The proposal would see the funding of the party decrease by £6m a year which would set the Labour party back a massive £35m over the 5 year parliament. Not only would the TU cuts have a significant impact on the Labour party, cuts would also come in the form of annual affiliation fees and grants, which allows them to be linked to the opposing party.
As with all legislation it had to be scrutinised by the House of Lords before anything can be put into place and it is probable that Labour found some sort of relief at the outcome as they have 327 peers in favour of Labour's proposal to reconsider the bill.
The Lords decided that the bill needed further scrutiny in the commons due to concerns by not only the Labour peers, but also those who support the Conservatives and the Liberal Democrats. The Labour party are already set to face £1.3m annual cuts when the state funding for political parties are reduced and concerns have been raised about how taking funding away from the opposition, when it's argued that they need it the most, could potentially damage democracy within the UK if anything severe were to happen to the Labour party.
So why do the Trade Unions still matter in modern day politics and why are the Labour party so reliant on them?
The introduction of trade unionism made it's way into the political world during the economic crises that took place during the 1960's and 1970's in the UK. Since the 1880's, when many Trade Union members joined the Labour Representation Committee (now the Labour party), the partnership between Trade Unions and the Labour party has blossomed due to their shared interest in protecting those who are 'working class' in Britain, thus explaining the funding.
Despite the authority that the Trade Unions has today, even in an age where industry and coal mining is not at the forefront of British worker, the help that the Labour party offers on a political level means that the interest of workers can remain a prevalent issue.
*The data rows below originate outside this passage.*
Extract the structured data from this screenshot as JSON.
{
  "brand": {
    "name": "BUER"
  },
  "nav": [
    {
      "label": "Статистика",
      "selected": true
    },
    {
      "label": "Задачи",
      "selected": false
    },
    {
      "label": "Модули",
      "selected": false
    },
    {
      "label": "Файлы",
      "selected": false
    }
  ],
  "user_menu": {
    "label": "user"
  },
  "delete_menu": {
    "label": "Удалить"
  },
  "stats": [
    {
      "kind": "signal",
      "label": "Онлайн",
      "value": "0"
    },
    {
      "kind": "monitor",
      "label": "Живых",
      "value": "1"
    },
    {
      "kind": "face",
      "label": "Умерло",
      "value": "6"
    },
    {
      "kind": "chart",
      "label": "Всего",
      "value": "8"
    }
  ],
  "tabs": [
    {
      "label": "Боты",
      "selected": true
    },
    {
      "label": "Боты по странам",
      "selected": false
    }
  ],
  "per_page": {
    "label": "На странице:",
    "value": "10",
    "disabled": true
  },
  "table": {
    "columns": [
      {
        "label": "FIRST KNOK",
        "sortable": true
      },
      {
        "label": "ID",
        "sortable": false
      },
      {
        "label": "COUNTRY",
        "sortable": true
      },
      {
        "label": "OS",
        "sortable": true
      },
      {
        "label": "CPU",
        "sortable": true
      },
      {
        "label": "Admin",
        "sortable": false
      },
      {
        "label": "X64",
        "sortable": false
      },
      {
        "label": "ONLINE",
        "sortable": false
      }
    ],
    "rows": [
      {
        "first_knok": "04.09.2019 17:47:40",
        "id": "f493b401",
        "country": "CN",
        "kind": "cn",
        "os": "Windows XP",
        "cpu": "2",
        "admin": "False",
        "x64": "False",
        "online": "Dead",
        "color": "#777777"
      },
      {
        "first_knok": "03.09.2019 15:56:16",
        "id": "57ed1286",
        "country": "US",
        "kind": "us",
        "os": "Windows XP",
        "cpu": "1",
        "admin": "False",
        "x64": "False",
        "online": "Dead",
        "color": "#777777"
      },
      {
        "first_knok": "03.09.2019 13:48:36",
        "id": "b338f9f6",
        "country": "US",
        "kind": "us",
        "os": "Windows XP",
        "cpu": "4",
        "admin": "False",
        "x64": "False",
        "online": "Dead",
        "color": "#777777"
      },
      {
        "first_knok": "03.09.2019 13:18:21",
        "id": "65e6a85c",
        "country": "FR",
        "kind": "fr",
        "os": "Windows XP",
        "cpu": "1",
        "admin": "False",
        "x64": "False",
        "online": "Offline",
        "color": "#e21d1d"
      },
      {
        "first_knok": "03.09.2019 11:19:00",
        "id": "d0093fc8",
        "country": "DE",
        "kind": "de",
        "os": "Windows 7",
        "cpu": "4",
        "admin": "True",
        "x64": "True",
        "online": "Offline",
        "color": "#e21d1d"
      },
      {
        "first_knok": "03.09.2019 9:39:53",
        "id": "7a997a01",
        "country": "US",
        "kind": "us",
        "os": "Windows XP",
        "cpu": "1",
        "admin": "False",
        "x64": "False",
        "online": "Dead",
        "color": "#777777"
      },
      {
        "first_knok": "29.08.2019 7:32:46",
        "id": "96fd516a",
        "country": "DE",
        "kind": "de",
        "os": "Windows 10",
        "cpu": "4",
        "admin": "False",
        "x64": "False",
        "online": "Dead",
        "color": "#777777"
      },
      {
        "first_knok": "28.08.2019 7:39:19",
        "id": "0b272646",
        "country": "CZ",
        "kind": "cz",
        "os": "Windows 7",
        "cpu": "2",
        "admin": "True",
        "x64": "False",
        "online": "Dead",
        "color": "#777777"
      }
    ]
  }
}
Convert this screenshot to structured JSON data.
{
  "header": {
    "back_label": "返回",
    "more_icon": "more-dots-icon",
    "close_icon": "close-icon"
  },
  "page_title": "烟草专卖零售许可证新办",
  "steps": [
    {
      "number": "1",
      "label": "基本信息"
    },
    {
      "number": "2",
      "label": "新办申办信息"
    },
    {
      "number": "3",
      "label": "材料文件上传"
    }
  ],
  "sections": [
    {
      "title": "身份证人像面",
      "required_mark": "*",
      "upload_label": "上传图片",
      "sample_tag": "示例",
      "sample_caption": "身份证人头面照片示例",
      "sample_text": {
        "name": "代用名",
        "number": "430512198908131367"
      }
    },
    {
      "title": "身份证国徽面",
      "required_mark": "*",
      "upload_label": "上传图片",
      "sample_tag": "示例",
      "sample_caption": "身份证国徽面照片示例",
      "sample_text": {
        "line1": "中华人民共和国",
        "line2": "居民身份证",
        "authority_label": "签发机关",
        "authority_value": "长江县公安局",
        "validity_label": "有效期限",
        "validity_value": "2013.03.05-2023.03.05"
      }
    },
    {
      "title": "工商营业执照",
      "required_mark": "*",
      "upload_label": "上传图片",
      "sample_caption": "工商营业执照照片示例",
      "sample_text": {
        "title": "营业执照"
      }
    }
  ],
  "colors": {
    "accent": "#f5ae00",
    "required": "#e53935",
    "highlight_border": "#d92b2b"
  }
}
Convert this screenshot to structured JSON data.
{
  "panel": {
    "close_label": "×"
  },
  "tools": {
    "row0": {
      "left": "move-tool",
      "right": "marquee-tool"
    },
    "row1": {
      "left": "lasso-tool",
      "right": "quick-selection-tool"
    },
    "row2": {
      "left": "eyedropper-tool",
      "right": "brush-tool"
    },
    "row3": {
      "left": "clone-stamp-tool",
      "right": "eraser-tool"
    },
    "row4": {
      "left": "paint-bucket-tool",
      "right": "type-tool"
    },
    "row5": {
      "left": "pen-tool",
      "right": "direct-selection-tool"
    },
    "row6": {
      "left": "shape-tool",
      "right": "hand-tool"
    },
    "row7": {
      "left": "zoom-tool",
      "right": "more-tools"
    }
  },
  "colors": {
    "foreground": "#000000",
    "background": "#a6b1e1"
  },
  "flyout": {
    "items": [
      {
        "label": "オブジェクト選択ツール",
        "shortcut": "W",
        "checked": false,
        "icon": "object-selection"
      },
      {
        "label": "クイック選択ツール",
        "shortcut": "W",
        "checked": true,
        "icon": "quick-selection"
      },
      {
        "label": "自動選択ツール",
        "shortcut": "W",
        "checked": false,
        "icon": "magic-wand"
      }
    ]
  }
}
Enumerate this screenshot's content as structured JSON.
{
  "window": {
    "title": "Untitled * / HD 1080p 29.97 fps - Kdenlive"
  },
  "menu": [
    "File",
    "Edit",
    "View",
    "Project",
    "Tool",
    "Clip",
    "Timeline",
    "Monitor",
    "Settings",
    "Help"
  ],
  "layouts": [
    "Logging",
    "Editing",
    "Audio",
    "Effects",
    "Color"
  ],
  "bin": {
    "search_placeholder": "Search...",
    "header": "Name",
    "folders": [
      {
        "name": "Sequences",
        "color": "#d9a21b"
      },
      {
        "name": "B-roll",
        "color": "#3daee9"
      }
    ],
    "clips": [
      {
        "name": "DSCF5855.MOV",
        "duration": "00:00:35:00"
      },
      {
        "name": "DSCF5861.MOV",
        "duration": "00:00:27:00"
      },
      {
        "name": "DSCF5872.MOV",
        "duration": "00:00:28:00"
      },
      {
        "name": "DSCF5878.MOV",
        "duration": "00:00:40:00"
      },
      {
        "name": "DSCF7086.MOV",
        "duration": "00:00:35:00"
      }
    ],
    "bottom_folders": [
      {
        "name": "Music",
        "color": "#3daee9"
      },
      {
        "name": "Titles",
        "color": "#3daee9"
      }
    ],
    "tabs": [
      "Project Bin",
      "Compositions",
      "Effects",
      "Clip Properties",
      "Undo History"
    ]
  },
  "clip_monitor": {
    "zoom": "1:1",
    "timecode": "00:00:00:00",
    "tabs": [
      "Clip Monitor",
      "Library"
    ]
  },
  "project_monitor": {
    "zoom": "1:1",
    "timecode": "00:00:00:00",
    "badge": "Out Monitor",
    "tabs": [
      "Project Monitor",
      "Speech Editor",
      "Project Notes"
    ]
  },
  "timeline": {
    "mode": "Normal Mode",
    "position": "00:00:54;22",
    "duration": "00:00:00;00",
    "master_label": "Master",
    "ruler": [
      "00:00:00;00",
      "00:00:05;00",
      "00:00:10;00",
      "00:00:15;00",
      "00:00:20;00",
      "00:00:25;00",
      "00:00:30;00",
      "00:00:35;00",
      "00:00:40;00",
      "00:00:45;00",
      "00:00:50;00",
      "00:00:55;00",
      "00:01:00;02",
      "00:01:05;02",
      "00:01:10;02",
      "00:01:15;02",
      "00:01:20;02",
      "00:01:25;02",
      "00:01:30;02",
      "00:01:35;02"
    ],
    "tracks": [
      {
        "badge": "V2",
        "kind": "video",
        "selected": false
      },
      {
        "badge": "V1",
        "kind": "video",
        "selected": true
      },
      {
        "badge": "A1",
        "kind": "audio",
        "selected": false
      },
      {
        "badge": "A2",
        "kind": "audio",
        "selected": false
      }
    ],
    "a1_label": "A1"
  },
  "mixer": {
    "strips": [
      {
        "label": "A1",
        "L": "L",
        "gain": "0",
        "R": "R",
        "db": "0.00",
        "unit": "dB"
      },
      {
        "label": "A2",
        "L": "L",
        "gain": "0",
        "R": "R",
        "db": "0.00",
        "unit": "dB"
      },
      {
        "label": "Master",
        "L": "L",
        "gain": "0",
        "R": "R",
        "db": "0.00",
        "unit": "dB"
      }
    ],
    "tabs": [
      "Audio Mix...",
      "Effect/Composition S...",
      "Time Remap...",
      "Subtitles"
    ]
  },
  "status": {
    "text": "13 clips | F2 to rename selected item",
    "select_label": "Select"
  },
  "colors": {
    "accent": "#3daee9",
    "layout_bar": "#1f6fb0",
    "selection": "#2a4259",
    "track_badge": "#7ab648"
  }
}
In modern day Britain the trade unions benefit all workers - and not just those in unions, as they work in affiliation with the Labour party to tackle work related issues such as; the conditions and pay of employees by discussion with the employers, the impact of large scale changes such as redundancy and discussing concerns of the members with employers.
Due to the impact that trade unions have on the working world it would not seem plausible for the Conservative party to make such drastic cuts to the funding that the Labour party receives from the trade unions. The 14 Labour- affiliated trade unions can already opt out of automatically funding the party, so should it be the decision of the government to cut funding or should they let the trade unions decide?